What is needed -> Return every entry exactly, except for any pictures.

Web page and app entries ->
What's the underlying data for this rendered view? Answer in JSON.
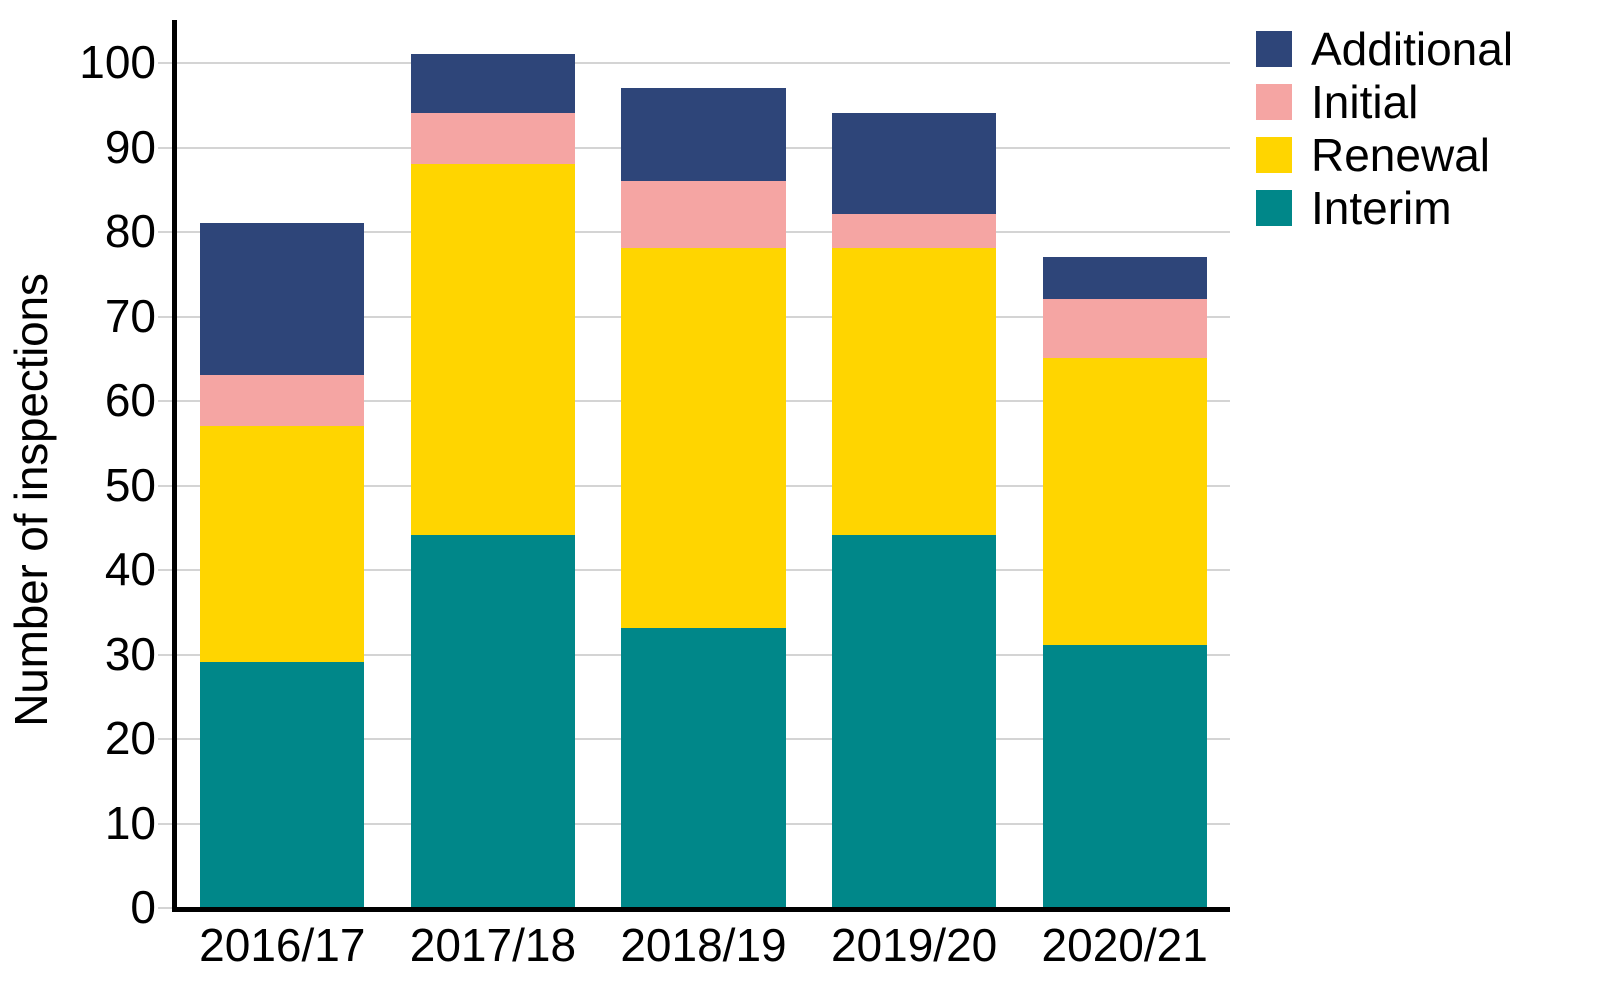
{
  "chart_data": {
    "type": "bar",
    "stacked": true,
    "title": "",
    "xlabel": "",
    "ylabel": "Number of inspections",
    "categories": [
      "2016/17",
      "2017/18",
      "2018/19",
      "2019/20",
      "2020/21"
    ],
    "series": [
      {
        "name": "Interim",
        "color": "#008789",
        "values": [
          29,
          44,
          33,
          44,
          31
        ]
      },
      {
        "name": "Renewal",
        "color": "#FFD500",
        "values": [
          28,
          44,
          45,
          34,
          34
        ]
      },
      {
        "name": "Initial",
        "color": "#F5A5A3",
        "values": [
          6,
          6,
          8,
          4,
          7
        ]
      },
      {
        "name": "Additional",
        "color": "#2E4579",
        "values": [
          18,
          7,
          11,
          12,
          5
        ]
      }
    ],
    "totals": [
      81,
      101,
      97,
      94,
      77
    ],
    "ylim": [
      0,
      105
    ],
    "yticks": [
      0,
      10,
      20,
      30,
      40,
      50,
      60,
      70,
      80,
      90,
      100
    ],
    "ytick_labels": [
      "0",
      "10",
      "20",
      "30",
      "40",
      "50",
      "60",
      "70",
      "80",
      "90",
      "100"
    ],
    "grid": true,
    "grid_axis": "y",
    "legend": {
      "position": "right-top",
      "entries": [
        {
          "label": "Additional",
          "color": "#2E4579"
        },
        {
          "label": "Initial",
          "color": "#F5A5A3"
        },
        {
          "label": "Renewal",
          "color": "#FFD500"
        },
        {
          "label": "Interim",
          "color": "#008789"
        }
      ]
    }
  }
}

Solution ->
What's the underlying data for this rendered view? Answer in JSON.
{
  "chart_data": {
    "type": "bar",
    "stacked": true,
    "title": "",
    "xlabel": "",
    "ylabel": "Number of inspections",
    "categories": [
      "2016/17",
      "2017/18",
      "2018/19",
      "2019/20",
      "2020/21"
    ],
    "series": [
      {
        "name": "Interim",
        "color": "#008789",
        "values": [
          29,
          44,
          33,
          44,
          31
        ]
      },
      {
        "name": "Renewal",
        "color": "#FFD500",
        "values": [
          28,
          44,
          45,
          34,
          34
        ]
      },
      {
        "name": "Initial",
        "color": "#F5A5A3",
        "values": [
          6,
          6,
          8,
          4,
          7
        ]
      },
      {
        "name": "Additional",
        "color": "#2E4579",
        "values": [
          18,
          7,
          11,
          12,
          5
        ]
      }
    ],
    "totals": [
      81,
      101,
      97,
      94,
      77
    ],
    "ylim": [
      0,
      105
    ],
    "yticks": [
      0,
      10,
      20,
      30,
      40,
      50,
      60,
      70,
      80,
      90,
      100
    ],
    "ytick_labels": [
      "0",
      "10",
      "20",
      "30",
      "40",
      "50",
      "60",
      "70",
      "80",
      "90",
      "100"
    ],
    "grid": true,
    "grid_axis": "y",
    "legend": {
      "position": "right-top",
      "entries": [
        {
          "label": "Additional",
          "color": "#2E4579"
        },
        {
          "label": "Initial",
          "color": "#F5A5A3"
        },
        {
          "label": "Renewal",
          "color": "#FFD500"
        },
        {
          "label": "Interim",
          "color": "#008789"
        }
      ]
    }
  }
}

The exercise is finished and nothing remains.